-- Action item --
Lines from the entries below that hold "Configure" form the answer; copy all of them.

Items from an interface collection
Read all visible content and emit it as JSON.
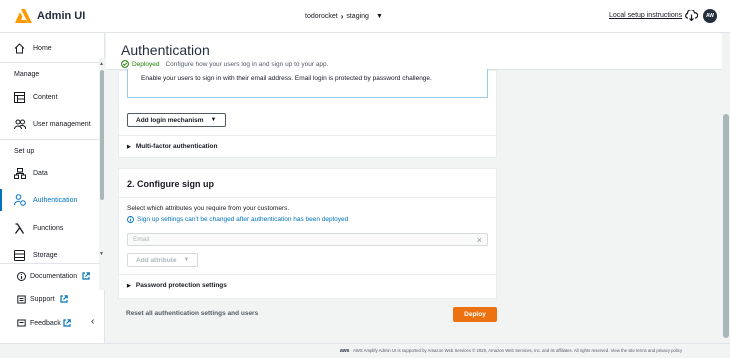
{
  "app": {
    "title": "Admin UI",
    "accent": "#ff9900"
  },
  "topbar": {
    "project": "todorocket",
    "separator": "›",
    "environment": "staging",
    "setup_link": "Local setup instructions",
    "avatar": "AW"
  },
  "sidebar": {
    "home": "Home",
    "manage_title": "Manage",
    "content": "Content",
    "user_management": "User management",
    "setup_title": "Set up",
    "data": "Data",
    "authentication": "Authentication",
    "functions": "Functions",
    "storage": "Storage",
    "footer": {
      "documentation": "Documentation",
      "support": "Support",
      "feedback": "Feedback"
    }
  },
  "header": {
    "title": "Authentication",
    "status": "Deployed",
    "description": "Configure how your users log in and sign up to your app."
  },
  "login": {
    "email_info": "Enable your users to sign in with their email address. Email login is protected by password challenge.",
    "add_mechanism": "Add login mechanism",
    "mfa": "Multi-factor authentication"
  },
  "signup": {
    "heading": "2. Configure sign up",
    "prompt": "Select which attributes you require from your customers.",
    "info": "Sign up settings can't be changed after authentication has been deployed",
    "email_placeholder": "Email",
    "add_attribute": "Add attribute",
    "password_settings": "Password protection settings"
  },
  "bottom": {
    "reset": "Reset all authentication settings and users",
    "deploy": "Deploy",
    "deploy_color": "#ec7211"
  },
  "footer": {
    "aws": "aws",
    "text": "AWS Amplify Admin UI is supported by Amazon Web Services © 2020, Amazon Web Services, Inc. and its affiliates. All rights reserved. View the site terms and privacy policy"
  }
}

-- Result of this exercise --
    "description": "Configure how your users log in and sign up to your app."
    "heading": "2. Configure sign up",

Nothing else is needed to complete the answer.